Stuff this mixture equally into the cavities of the hearts; don't worry if you have some left over. Secure the tops of the heart parcels with cocktail sticks.
Slice the green part of the leek and set aside.
Place the slow cooker casserole on the hob and add the oil.  Warm over a medium heat and then add the hearts.  Brown on all sides.
Transfer the casserole to the slow cooker heater base and add the stock, jelly, green leek and any remaining stuffing mix.  Pour in the stock and season.  You may want to add only the pepper at this stage and check for saltiness when it's cooked, this will depend to a large extent on your stock.
Put on the lid and cook on the HIGH setting for 5 - 6 hours or on LOW for 8 hours.
Serve with mashed potato or sloppy polenta and a leafy green vegetable, such as Savoy cabboabge, spinach or cavolo nero


Netherton Foundry Shropshire  ©

Monday, 23 October 2017

Apple and ginger cake

There is already a recipe for Ginger Apple Topsy, way back when, on this blog, so my love of this particular combination is already on record.
This recipe however, will work just as well without the ginger, if you are not a fan.
                                         


When Storm Brian had blasted his way through our apple trees, I collected all the windfalls and, as many of them were somewhat bruised by their encounter with bully Brian, I needed to use them up quite quickly.
A significant number of them were simply washed and chopped and thrown into my largest pan, covered with water and simmered until really soft.
I then passed the whole sloppy panful through a cheesecloth and we enjoyed some deliciously fresh and fruity juice, leaving  behind a bowl full of apple pulp, along with some disconnected skins.
Normally, I would push this through a sieve, collecting any pips, cores and skins and creating the smoothest of smooth apple smoothiness... ie purée, not unlike Heinz baby food to be honest.
On this occasion, I didn't bother. I simply discarded any pips and blitzed the skin during the cake mixing process.  HOWEVER, if you are planning on making this cake by hand, rather than in a processor, I strongly recommend some sieve action or a quick blitz with a stick blender before you use the fruit pulp.

120g butter
120g brown sugar
120g apple pulp or purée
25g crystallised ginger, optional
1 dessertspoon golden syrup
2 eggs
120g rye flour

Pre-heat the oven to 175ºC
Chop the crystallised ginger into pretty small pieces and put into a food processor with the butter, brown sugar and syrup.  Mix until much lighter in colour and thoroughly well blended.
Add the eggs and mix well.
Add the flour and process until just incorporated into the mix - do not over beat at this stage.
Grease a 9" Savarin ring and dust with flour.  Tip out any excess.
Spoon the mixture into the ring and spread out evenly.

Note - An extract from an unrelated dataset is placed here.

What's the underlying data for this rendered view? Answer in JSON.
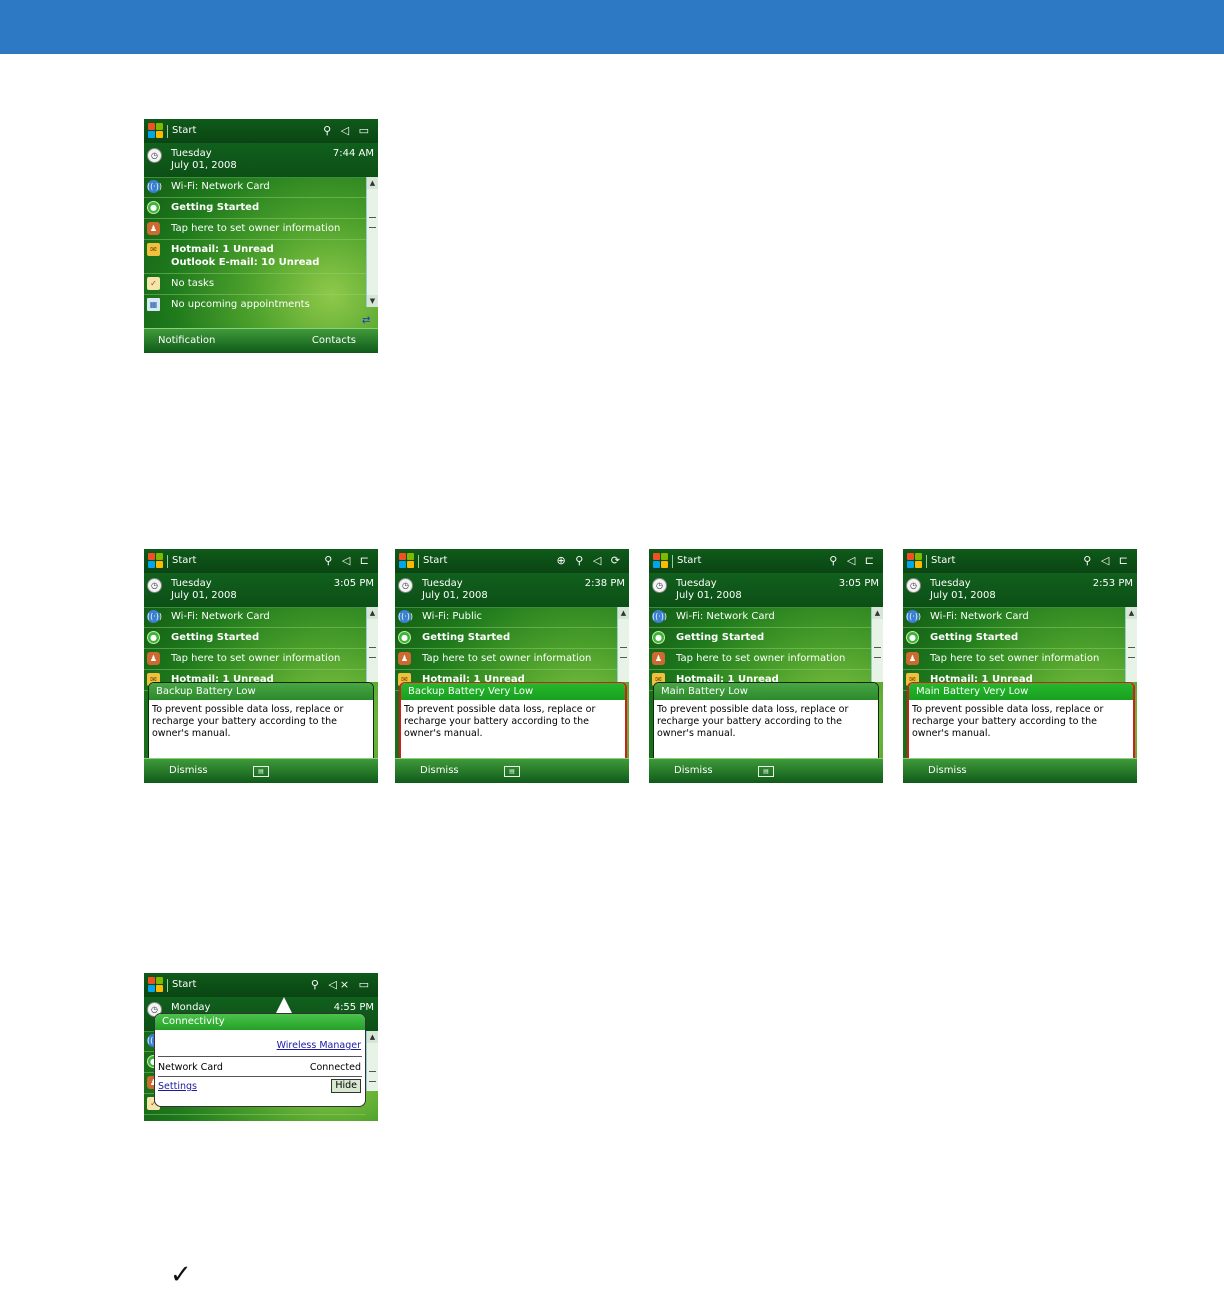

Bake for approximately 25 minutes.n  the cake is ready when it springs back to the touch or a skewer inserted into the centre of the mix comes out clean.
Remove from the oven and leave to stand for 5 minutes, then turn out onto a cooling rack.
We ate this "au naturel", but I reckon that a drizzle of lemon glacé icing might make a nice finishing touch, if you're showing off.


Netherton Foundry Shropshire 2017 ©